→ **INPUT**
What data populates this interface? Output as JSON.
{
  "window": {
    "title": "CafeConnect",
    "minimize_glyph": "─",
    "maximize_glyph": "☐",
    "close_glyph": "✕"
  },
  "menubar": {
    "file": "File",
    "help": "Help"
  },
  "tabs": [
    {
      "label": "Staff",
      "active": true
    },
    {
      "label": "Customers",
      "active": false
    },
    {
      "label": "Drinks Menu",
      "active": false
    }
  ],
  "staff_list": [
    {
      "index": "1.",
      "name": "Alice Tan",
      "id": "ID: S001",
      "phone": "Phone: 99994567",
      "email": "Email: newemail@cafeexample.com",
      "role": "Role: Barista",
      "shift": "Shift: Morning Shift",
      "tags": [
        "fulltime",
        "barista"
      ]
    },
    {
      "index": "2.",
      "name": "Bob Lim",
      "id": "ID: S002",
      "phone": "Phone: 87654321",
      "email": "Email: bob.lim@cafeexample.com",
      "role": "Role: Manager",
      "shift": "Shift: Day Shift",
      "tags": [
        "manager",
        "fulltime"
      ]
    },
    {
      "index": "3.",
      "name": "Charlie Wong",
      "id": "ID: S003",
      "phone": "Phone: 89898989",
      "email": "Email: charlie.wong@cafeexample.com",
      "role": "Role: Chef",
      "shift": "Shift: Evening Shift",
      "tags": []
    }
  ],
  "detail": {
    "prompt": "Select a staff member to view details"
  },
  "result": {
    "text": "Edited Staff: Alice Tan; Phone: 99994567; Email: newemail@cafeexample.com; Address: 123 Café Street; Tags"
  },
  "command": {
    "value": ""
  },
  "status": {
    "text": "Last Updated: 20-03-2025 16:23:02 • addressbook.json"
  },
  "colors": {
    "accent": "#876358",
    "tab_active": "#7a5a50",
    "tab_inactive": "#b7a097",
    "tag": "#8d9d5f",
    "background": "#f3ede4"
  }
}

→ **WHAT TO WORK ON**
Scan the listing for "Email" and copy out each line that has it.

→ **EXERCISE SOLUTION**
      "email": "Email: newemail@cafeexample.com",
      "email": "Email: bob.lim@cafeexample.com",
      "email": "Email: charlie.wong@cafeexample.com",
    "text": "Edited Staff: Alice Tan; Phone: 99994567; Email: newemail@cafeexample.com; Address: 123 Café Street; Tags"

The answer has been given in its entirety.